• Were you ever hospitalized or been in the ER because of your COPD?
• What lung issues are contributing to your condition: chronic bronchitis, emphysema, or asthma?
• Which diagnostic tests have you had recently and what were the results?
• Do you currently smoke and if so, how much? If you’ve quit, how long has it been?
• What medications are you taking and what dosage was prescribed?

It is critically important that you provide as much information as possible to your underwriter. Be sure and emphasize that you consistently follow your doctor’s advice and take your meds as scheduled. Let your underwriter know that you are managing your disease in order to slow its progression. It’s important to provide a positive picture of your situation if at all possible.

Your underwriter is also going to order an insurance medical exam along with blood and urine analysis to confirm your condition and to see if any other health conditions need to be considered. After all the information is in and has been reviewed by your underwriter, you should expect either a Standard rating or a Table Rating that reflects the severity of your conditions. If your underwriter cannot offer a policy, they will advise your agent.

What if I’m Declined?

If your underwriter is unwilling to offer a traditional insurance policy, your independent agent will be prepared to offer a simplified issue policy. With simplified issue life insurance, the insurance company asks health questions, and there is no exam. Typically, your insurance will be issued in a week rather than a month, and the policy will be Whole Life insurance with the same guarantees found in a traditional whole life policy:

o Death Benefit – Your policy will remain in force as long as you pay the periodic premiums.
o The premiums will not change because you get older or develop new health conditions.
o The insurer cannot cancel your policy unless you fail to pay the premiums.
o The policy builds cash value over time just like traditional permanent insurance.

These programs have the following guarantees

1. First Day Coverage.

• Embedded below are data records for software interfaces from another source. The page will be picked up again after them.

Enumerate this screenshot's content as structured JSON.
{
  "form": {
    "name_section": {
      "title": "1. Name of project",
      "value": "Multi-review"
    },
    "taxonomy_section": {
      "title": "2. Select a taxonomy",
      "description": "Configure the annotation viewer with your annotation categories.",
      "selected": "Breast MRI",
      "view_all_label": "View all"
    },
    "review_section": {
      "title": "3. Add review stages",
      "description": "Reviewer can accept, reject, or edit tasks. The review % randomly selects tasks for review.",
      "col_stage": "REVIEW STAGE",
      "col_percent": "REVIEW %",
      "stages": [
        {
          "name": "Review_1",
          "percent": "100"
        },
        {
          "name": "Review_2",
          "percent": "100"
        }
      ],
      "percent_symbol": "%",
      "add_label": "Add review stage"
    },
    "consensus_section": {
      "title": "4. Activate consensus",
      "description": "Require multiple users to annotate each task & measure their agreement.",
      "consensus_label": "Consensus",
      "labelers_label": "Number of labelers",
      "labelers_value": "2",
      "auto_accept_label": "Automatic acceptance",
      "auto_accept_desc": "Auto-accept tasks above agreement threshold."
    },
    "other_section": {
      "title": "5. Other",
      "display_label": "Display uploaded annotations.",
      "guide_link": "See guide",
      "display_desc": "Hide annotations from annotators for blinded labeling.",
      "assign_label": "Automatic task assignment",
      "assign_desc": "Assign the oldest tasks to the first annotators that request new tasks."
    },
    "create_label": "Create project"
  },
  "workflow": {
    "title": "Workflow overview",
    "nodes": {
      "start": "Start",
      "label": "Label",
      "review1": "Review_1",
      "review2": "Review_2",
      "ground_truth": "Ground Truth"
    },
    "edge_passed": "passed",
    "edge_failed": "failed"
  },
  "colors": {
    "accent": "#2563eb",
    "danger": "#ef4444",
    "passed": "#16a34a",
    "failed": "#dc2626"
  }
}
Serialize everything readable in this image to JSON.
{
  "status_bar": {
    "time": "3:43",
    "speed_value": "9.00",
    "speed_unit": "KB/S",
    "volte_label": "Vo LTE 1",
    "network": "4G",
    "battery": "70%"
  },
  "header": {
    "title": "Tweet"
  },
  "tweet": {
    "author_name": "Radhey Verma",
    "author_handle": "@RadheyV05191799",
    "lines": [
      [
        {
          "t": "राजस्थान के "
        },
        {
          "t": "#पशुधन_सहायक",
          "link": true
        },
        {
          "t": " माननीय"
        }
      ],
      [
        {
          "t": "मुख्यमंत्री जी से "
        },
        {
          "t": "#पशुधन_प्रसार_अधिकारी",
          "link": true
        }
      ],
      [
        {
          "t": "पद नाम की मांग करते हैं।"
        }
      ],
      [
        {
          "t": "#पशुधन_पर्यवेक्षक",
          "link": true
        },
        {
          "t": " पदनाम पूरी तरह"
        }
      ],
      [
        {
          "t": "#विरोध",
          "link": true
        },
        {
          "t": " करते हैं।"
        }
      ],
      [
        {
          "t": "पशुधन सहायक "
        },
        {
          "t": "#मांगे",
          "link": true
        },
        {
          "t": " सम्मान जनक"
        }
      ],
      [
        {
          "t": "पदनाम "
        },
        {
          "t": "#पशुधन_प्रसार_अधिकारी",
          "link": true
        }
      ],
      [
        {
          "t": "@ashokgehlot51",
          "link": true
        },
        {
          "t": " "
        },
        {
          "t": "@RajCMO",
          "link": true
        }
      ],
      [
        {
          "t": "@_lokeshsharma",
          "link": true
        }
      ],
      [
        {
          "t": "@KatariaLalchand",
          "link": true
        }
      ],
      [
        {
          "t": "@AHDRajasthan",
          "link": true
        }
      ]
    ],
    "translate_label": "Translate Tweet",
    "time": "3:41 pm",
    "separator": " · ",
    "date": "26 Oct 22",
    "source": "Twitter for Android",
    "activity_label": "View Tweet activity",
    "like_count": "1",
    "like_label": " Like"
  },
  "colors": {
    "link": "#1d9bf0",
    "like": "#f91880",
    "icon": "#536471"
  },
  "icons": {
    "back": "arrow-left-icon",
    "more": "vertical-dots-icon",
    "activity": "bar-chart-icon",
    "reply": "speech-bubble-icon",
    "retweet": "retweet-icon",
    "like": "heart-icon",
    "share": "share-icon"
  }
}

You are fully protected the very first day your coverage goes into effect with no exclusions and no waiting period.
2. Ease of issue. No physical exams.
3. Your premiums will never go up. Lock into a rate at your current age and the cost will never increase regardless of changes to your health and age.
4. You benefits will never go down. Regardless of changes to your health and age.
5. All programs build cash values.
6. The benefit is paid to your beneficiary tax free on the worst week of their life.
7. Your policy can never be cancelled as long as premium payments are made.
8. This is a protected asset that you will never be forced to liquidate.

Program Guarantees

Seniors looking for a state regulated final expense life insurance policy or a whole life burial plan often have medical impairments and conditions that may raise the cost of these benefits. We keep track of these medical impairments and conditions and contract with several carriers so we can find the most benefits for the amount of money that you spend. Here we will review what we might see as we field underwrite the COPD medical condition. We can help you find first day coverage at a standard rate.

3 Top Reasons why folks use these programs

1. Because they do not have a DEDICATED amount for their funeral or final expenses

2. Because they’ve recently checked the pricing on what they currently have in place.  They want to see if they can find more benefits than what they currently have. 

3. Because they want to leave behind a legacy.  Income for a surving spouse, money for grandkids, or to charity (Cancer Society, Church, etc)

Yes, simplified issue life insurance will be significantly higher than traditional life insurance, but at least you will have insurance to pay for final expenses instead of leaving the debt to surviving loved ones.

Last Updated on August 15, 2017 by lifepolicyshopper